The parties involved in this year’s school finance trial were back in court Wednesday, nearly four months after District Judge John Dietz ruled that the way the state funds public education is unconstitutional.

They’ll be back in court again on June 19.

Lawyers for the state argued that new laws passed out of the 83rd Legislature should be admitted as evidence. The budget approved by both chambers would increase formula school funding by $3.4 billion and account for enrollment growth. In addition, the state is hinting that House Bill 5, which would reduce the number of standardized test and re-work graduation requirements, could also be a factor. Neither bill has been signed into law by the governor.

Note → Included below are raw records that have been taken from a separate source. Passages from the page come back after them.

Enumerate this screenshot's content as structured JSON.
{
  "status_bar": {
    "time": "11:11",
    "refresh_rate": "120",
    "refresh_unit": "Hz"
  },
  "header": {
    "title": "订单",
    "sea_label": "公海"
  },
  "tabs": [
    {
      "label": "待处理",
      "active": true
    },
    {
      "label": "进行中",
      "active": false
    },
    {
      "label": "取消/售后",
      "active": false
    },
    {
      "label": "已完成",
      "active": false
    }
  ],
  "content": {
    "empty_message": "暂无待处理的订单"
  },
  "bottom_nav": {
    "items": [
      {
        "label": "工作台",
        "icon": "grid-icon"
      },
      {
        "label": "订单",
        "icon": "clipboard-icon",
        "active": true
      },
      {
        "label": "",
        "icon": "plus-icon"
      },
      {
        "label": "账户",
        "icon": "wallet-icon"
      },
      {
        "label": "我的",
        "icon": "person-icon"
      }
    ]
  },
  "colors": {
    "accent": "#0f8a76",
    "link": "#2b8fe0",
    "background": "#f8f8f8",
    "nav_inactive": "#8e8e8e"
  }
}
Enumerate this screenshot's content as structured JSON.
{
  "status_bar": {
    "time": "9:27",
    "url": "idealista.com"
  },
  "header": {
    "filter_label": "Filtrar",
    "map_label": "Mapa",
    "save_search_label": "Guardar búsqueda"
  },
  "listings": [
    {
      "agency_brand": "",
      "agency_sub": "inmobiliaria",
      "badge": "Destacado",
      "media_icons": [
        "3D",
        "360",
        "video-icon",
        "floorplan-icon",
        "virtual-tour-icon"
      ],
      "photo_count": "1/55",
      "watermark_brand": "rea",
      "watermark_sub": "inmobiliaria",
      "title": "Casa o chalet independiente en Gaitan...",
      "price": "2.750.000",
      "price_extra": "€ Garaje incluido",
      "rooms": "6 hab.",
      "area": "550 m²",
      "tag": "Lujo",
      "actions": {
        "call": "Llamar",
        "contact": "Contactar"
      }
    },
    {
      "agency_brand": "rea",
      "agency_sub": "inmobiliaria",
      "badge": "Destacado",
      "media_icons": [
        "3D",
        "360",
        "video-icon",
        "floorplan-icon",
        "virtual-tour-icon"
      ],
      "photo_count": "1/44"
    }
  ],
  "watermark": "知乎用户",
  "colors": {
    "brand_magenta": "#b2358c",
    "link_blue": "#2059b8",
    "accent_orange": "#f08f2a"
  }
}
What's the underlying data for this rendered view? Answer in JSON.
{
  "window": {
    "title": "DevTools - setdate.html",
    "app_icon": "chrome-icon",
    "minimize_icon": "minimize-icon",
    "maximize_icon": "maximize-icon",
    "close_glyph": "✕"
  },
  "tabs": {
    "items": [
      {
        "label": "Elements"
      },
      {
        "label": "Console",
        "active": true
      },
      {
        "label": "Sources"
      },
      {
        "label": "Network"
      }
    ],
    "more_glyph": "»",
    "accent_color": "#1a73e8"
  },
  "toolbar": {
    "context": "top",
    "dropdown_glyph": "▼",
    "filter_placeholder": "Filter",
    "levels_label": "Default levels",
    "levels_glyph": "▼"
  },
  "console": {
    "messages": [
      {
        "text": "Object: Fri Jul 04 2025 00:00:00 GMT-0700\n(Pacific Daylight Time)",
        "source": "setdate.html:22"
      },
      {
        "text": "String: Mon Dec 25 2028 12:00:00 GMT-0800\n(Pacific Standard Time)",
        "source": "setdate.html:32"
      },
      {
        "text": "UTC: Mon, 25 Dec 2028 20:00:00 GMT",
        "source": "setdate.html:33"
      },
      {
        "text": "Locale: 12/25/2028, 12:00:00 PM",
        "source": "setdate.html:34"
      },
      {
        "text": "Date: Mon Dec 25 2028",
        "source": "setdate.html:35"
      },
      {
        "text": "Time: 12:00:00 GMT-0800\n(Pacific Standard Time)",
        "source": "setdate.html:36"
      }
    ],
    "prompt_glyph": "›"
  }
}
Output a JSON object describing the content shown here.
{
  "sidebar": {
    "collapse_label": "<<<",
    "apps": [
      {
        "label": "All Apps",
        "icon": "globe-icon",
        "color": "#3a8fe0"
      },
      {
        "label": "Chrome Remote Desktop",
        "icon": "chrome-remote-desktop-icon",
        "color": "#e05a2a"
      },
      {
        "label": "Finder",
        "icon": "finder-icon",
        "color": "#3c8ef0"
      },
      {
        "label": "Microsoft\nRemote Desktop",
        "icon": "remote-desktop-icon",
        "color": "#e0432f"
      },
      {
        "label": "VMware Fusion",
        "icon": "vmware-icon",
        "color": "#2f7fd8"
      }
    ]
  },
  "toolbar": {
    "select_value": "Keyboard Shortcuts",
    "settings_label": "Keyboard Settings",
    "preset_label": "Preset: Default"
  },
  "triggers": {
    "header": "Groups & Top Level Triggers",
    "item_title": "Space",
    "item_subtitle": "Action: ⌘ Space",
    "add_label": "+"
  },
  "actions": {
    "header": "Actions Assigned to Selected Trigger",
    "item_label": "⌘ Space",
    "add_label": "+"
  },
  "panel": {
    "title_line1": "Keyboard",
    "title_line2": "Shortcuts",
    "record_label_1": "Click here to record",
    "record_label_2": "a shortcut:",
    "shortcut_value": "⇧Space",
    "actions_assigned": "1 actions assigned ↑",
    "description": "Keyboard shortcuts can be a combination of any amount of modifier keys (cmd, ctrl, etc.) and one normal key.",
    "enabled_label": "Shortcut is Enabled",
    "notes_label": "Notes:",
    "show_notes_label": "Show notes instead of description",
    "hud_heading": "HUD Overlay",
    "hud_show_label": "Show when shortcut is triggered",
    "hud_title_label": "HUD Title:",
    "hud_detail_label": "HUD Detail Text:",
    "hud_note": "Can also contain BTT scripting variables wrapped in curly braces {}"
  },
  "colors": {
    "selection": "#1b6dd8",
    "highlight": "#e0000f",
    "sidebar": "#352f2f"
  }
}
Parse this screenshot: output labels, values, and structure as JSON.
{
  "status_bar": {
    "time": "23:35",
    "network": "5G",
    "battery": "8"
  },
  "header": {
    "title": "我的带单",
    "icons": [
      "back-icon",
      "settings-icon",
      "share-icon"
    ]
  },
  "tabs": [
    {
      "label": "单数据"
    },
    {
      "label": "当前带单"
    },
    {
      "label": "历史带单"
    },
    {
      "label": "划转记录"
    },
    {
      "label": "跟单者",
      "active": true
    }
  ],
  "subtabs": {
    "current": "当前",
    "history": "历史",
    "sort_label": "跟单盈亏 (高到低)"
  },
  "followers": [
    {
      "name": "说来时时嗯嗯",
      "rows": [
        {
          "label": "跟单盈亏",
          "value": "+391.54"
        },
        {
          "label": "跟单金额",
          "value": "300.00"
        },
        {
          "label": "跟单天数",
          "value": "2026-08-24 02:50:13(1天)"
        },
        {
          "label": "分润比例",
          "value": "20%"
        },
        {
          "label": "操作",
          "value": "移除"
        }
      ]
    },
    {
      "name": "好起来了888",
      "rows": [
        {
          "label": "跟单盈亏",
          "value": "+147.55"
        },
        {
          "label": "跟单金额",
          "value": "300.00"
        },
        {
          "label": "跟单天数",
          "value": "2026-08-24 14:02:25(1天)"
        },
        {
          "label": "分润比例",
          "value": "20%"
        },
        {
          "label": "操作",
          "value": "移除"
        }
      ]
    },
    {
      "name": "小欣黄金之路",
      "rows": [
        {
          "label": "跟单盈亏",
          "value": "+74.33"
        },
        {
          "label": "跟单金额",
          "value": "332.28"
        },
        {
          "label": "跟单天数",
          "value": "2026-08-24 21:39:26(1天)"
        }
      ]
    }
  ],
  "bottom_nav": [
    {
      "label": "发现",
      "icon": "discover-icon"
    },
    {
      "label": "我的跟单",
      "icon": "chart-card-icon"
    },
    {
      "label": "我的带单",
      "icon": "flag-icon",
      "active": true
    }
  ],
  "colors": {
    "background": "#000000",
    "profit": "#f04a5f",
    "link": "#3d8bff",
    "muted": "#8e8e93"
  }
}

Judge Dietz said if all parties can agree on what new evidence to admit, he’ll sign off on it. But he warned of potential points of disagreement, including a bill to raise the statewide cap on charter schools.

Gov. Rick Perry has until June 16 to veto any bill passed by the legislature.